The cope is a liturgical vestment, more precisely a long mantle or cloak, open in front and fastened at the breast with a band or clasp. It may be of any liturgical colour.
The Geneva gown, also called a pulpit gown, pulpit robe, or preaching robe, is an ecclesiastical garment customarily worn by ordained ministers in the Christian churches that arose out of the historic Protestant Reformation. It is particularly associated with Protestant churches of the Reformed and Methodist tradition.
The Zone is a form of girdle or belt common in the ancient eastern Mediterranean. The term occurs in Homer, for instance, as girdle and can also refer to the waist itself.
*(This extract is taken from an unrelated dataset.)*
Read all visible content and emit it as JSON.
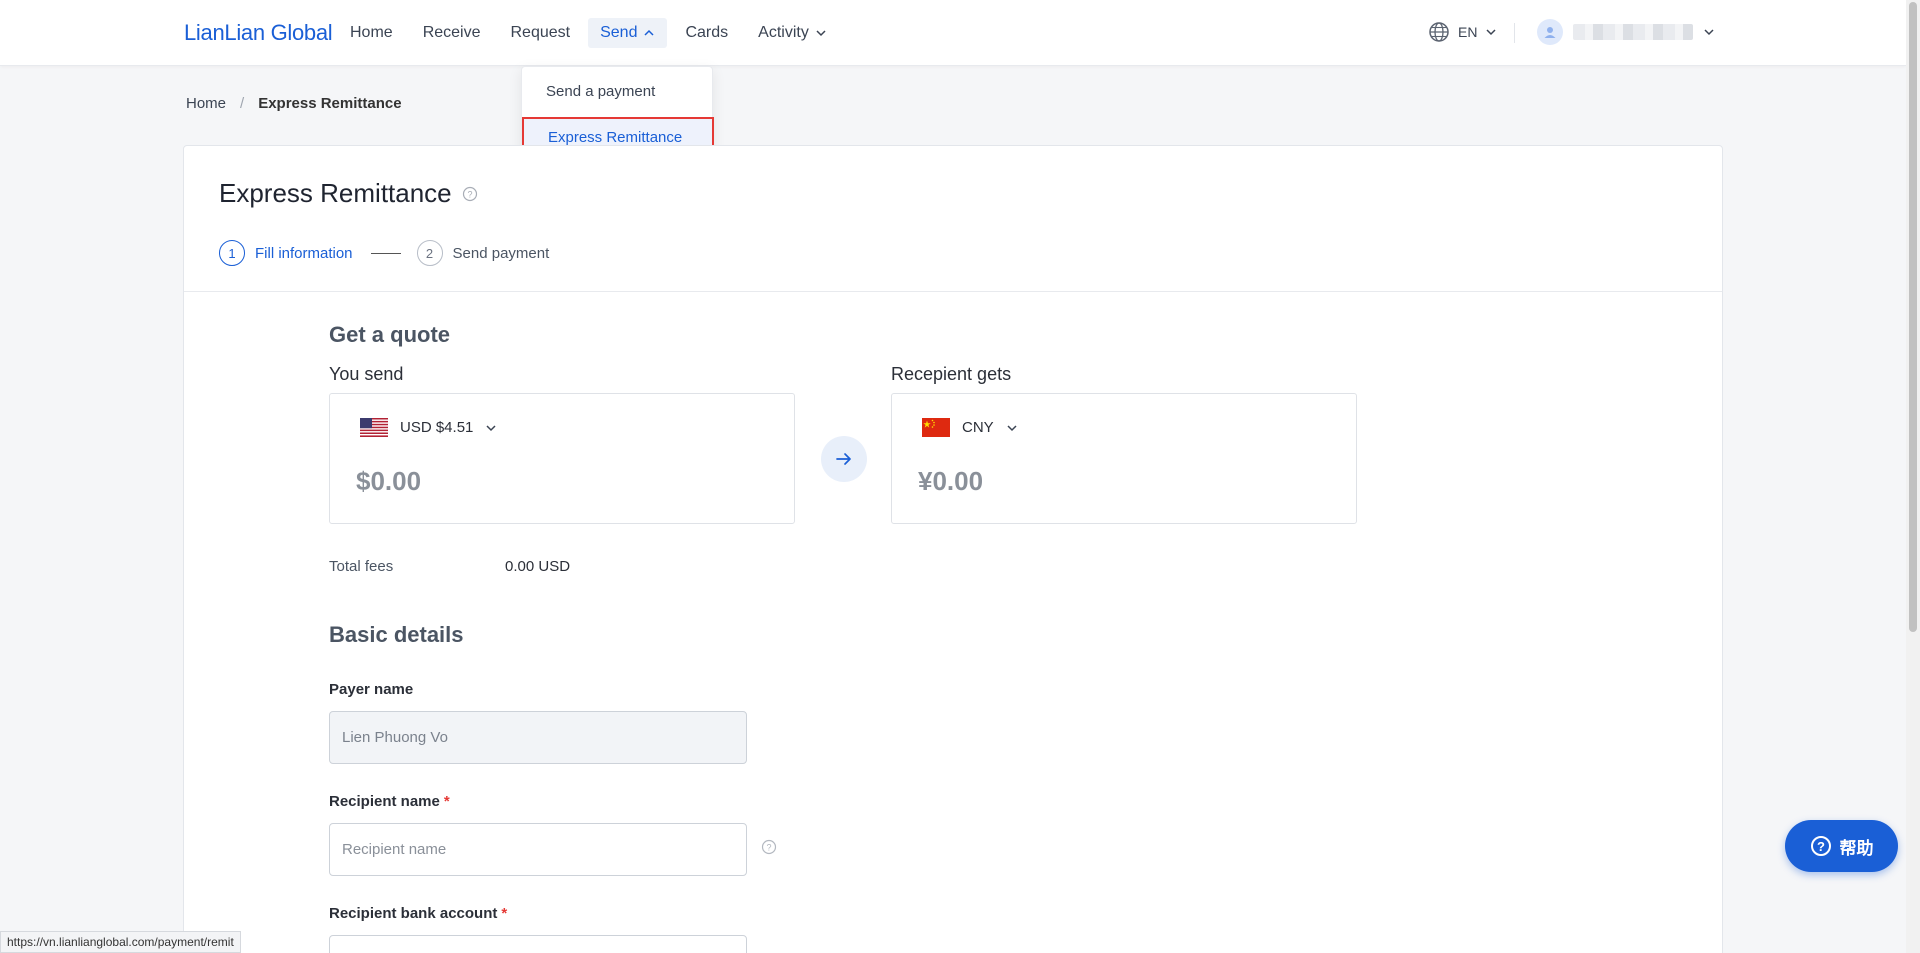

Classical Greek had a verb put a girdle around the loins, or "gird one's self."
Christian liturgy is a pattern for worship used by a Christian congregation or denomination on a regular basis. Although the term liturgy is used to mean public worship in general, the Byzantine Rite uses the term "Divine Liturgy" to denote the Eucharistic service.
Clerical clothing is non-liturgical clothing worn exclusively by clergy. It is distinct from vestments in that it is not reserved specifically for services. Practices vary: is sometimes worn under vestments, and sometimes as the everyday clothing or street wear of a priest, minister, or other clergy member. In some cases, it can be similar or identical to the habit of a monk or nun.
A pectoral cross or pectorale is a cross that is worn on the chest, usually suspended from the neck by a cord or chain. In ancient and medieval times pectoral crosses were worn by both clergy and laity, but by the end of the Middle Ages the pectoral cross came to be a special indicator of position worn by bishops. In the Catholic Church, the wearing of a pectoral cross remains restricted to popes, cardinals, bishops and abbots. The modern pectoral cross is relatively large, and is different from the small crosses worn on necklaces by many Christians. Most pectoral crosses are made of precious metals and some contain precious or semi-precious gems. Some contain a corpus like a crucifix while others use stylized designs and religious symbols.
Choir dress is the traditional vesture of the clerics, seminarians and religious of Christian churches worn for public prayer and the administration of the sacraments except when celebrating or concelebrating the Eucharist. It differs from the vestments worn by the celebrants of the Eucharist, being normally made of fabrics such as wool, cotton or silk, as opposed to the fine brocades used in vestments. It may also be worn by lay assistants such as acolytes and choirs. It was abandoned by most of the Churches which originated in the sixteenth-century Reformation.
The Convergence Movement is a syncretic movement among evangelical and charismatic churches in the United States to blend charismatic worship with liturgies from the Book of Common Prayer and other liturgical sources. The movement was inspired by the spiritual pilgrimages of modern evangelical writers like Thomas Howard, Robert E. Webber, Peter E. Gillquist, and ancient Christian writers such as the Church Fathers and their communities. These men, along with theologians, scripture scholars, and pastors in a number of traditions, were calling Christians back to their roots in the primitive church.
Pontifical vestments, also referred to as episcopal vestments or pontificals, are the liturgical vestments worn by bishops in the Roman Catholic, Eastern Orthodox, Eastern Catholic, Anglican, and some Lutheran churches, in addition to the usual priestly vestments for the celebration of the Mass and the other sacraments. The pontifical vestments are only worn when celebrating or presiding over liturgical functions. As such, the garments should not be confused with choir dress, which are worn when attending liturgical functions but not celebrating or presiding.